Free Webcast: Social Media for Law Firms

Can social media actually help lawyers land new clients? It depends on how you use it.

Thanks to personal blogs, professional blogs, and social networking, we've become a more "social" society while hiding behind our laptops and smartphones. (It's an observation, not a judgment; we're guilty, too.)

Georgia Senators Withholding Blue Slips in Jill Pryor Nomination

It looks like there’s a holdup in Eleventh Circuit Court of Appeals nominee Jill Pryor’s confirmation. Georgia Senators Saxby Chambliss and Johnny Isakson have not submitted “blue slips” to allow the Senate Judiciary Committee to proceed with a hearing on Pryor, reports The Atlanta Journal-Constitution.

Chambliss and Isakson indicated to the White House in January that they would not block Jill Pryor's nomination to the bench, though they preferred Troutman Sanders partner Mark Cohen for the position. The Journal-Constitution noted that Cohen served as executive counsel and chief of staff to former Gov. Zell Miller, a conservative Democrat, while Pryor often donates to Democrats, and gave $2,500 to Obama's re-election campaign.

Law Firm Marketing: How to Define Your Brand

After years of Head & Shoulders' "You never get a second chance to make a first impression" commercials, we're basically convinced that initial perceptions are how we will be judged in life. Sure, it was a marketing campaign, and we shouldn't base our life choices on what Madison Avenue says, but repetitive messages have a hypnotic effect.

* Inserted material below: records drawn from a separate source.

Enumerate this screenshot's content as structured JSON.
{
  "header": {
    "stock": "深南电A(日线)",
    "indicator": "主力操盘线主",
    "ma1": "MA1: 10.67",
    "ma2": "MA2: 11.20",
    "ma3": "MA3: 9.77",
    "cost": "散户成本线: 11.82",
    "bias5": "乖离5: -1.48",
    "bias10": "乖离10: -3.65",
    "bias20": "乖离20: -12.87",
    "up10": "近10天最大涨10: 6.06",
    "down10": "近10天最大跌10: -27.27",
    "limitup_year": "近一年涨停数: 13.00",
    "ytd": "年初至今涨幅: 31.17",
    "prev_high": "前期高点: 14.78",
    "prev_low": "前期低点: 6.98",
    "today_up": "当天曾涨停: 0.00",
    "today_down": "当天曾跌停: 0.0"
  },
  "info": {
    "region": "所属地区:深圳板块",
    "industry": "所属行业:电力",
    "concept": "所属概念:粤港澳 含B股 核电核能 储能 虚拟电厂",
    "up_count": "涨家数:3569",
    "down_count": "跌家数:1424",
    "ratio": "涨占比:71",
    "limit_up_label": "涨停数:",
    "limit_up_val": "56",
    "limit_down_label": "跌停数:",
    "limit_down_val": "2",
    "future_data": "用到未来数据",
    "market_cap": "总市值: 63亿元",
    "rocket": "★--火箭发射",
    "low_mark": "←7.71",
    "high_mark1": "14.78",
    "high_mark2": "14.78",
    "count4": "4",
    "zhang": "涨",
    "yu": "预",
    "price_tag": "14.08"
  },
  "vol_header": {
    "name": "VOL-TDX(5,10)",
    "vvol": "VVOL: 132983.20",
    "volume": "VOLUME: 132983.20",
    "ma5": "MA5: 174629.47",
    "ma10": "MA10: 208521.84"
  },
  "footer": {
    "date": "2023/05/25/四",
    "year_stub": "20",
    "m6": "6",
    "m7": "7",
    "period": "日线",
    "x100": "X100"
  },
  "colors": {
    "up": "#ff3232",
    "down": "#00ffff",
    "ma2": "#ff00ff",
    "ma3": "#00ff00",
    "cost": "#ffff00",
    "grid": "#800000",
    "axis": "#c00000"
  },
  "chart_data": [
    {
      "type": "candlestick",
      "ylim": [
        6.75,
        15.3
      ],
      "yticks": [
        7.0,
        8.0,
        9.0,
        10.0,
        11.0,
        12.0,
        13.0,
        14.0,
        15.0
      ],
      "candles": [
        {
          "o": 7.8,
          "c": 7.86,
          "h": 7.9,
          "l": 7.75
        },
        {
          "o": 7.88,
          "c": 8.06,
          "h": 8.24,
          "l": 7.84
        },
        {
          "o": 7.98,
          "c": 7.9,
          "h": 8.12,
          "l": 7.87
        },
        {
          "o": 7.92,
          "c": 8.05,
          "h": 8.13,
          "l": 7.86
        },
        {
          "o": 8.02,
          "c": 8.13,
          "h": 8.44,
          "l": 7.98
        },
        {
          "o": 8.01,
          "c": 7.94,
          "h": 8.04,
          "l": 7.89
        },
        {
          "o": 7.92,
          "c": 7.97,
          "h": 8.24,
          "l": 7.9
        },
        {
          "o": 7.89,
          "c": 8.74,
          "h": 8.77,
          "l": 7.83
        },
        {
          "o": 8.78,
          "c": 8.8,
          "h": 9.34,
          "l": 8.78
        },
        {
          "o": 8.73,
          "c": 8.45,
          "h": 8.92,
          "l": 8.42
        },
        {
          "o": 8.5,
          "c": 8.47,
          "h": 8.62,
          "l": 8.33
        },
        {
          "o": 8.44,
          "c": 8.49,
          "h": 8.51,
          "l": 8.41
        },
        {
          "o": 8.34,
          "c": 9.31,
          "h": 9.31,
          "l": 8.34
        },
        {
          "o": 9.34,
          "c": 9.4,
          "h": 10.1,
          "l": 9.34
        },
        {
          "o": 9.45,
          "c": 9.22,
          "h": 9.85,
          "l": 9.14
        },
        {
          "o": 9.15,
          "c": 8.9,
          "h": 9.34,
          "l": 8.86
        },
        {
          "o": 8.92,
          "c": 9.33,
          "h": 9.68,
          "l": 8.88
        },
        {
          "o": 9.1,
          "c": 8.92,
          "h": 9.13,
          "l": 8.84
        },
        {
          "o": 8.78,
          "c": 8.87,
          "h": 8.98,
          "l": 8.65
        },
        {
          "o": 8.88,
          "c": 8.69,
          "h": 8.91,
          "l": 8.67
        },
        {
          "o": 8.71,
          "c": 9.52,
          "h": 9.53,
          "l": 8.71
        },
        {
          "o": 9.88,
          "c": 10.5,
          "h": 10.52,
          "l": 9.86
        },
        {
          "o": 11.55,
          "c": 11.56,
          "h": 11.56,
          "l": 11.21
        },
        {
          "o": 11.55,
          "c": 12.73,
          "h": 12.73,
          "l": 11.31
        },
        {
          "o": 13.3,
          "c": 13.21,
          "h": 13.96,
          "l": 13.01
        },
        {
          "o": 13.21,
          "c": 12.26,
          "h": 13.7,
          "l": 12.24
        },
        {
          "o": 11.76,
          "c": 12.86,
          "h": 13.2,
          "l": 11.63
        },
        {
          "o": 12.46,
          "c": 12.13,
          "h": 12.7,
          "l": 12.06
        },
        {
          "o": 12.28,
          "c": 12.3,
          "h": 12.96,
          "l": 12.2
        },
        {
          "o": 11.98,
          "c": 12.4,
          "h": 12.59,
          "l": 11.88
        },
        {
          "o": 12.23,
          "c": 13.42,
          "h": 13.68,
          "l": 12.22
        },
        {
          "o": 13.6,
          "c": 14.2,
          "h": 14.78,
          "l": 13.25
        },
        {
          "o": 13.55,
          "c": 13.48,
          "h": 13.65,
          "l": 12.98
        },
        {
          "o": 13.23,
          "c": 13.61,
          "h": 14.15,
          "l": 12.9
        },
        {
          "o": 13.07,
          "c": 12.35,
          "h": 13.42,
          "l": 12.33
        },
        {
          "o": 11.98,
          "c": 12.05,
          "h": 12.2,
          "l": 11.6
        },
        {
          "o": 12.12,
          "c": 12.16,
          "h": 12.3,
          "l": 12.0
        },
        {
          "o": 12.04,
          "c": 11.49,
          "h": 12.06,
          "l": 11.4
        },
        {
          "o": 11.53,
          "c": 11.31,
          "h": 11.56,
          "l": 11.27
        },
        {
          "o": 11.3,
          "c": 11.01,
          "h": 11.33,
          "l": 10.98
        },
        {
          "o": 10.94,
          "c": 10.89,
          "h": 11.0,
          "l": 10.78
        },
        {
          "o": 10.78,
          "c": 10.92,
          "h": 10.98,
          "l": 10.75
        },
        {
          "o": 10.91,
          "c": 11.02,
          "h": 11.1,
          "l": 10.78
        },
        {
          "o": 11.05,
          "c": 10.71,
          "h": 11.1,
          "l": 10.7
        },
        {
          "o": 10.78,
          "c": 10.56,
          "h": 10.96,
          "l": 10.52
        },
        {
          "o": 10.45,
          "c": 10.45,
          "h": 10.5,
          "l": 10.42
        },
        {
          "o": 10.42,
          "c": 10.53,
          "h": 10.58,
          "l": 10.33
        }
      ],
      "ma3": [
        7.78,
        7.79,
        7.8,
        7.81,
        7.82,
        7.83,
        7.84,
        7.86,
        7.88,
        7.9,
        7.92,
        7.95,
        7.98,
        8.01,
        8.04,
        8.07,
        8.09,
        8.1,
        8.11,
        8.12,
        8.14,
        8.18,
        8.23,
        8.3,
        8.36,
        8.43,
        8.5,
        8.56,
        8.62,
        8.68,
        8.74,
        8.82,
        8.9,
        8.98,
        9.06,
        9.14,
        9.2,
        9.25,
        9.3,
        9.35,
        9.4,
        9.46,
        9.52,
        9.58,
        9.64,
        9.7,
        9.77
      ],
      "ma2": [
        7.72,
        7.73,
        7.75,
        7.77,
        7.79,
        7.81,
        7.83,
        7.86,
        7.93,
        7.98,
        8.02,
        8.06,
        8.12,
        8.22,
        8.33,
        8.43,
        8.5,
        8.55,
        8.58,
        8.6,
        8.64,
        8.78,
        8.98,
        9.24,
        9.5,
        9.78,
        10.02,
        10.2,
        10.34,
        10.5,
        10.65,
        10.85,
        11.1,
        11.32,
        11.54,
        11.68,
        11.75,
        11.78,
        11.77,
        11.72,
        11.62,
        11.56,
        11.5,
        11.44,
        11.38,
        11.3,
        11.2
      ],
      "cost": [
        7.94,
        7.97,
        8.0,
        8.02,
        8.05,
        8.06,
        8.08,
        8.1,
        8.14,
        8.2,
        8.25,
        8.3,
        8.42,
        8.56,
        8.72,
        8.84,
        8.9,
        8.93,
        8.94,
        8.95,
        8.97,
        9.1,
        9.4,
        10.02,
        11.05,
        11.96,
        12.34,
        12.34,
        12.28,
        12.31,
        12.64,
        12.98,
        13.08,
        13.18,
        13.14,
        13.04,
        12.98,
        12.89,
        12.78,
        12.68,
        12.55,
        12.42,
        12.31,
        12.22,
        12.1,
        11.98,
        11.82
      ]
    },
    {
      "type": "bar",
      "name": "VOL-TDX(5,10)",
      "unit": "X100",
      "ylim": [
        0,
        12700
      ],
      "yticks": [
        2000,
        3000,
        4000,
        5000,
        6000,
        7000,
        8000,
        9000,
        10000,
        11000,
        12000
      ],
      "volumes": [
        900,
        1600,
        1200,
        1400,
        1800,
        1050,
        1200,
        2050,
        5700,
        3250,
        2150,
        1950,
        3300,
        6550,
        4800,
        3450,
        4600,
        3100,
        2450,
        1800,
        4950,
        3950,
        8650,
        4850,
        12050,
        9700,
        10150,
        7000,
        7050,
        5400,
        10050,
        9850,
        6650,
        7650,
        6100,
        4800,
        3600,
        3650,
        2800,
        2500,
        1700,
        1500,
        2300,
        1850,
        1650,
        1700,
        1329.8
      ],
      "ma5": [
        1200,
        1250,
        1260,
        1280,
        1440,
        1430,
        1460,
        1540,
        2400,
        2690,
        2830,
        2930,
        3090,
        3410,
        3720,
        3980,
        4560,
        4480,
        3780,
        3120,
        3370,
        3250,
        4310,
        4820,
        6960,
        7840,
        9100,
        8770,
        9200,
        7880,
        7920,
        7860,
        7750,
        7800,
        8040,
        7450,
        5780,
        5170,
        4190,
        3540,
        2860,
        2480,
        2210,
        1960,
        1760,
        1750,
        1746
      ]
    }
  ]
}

For lawyers, that message is probably true. If a prospective client goes online to find an attorney and is unimpressed by a lawyer's website, the attorney probably won't get the gig. That's just one reason why lawyers need to focus on building an effective brand.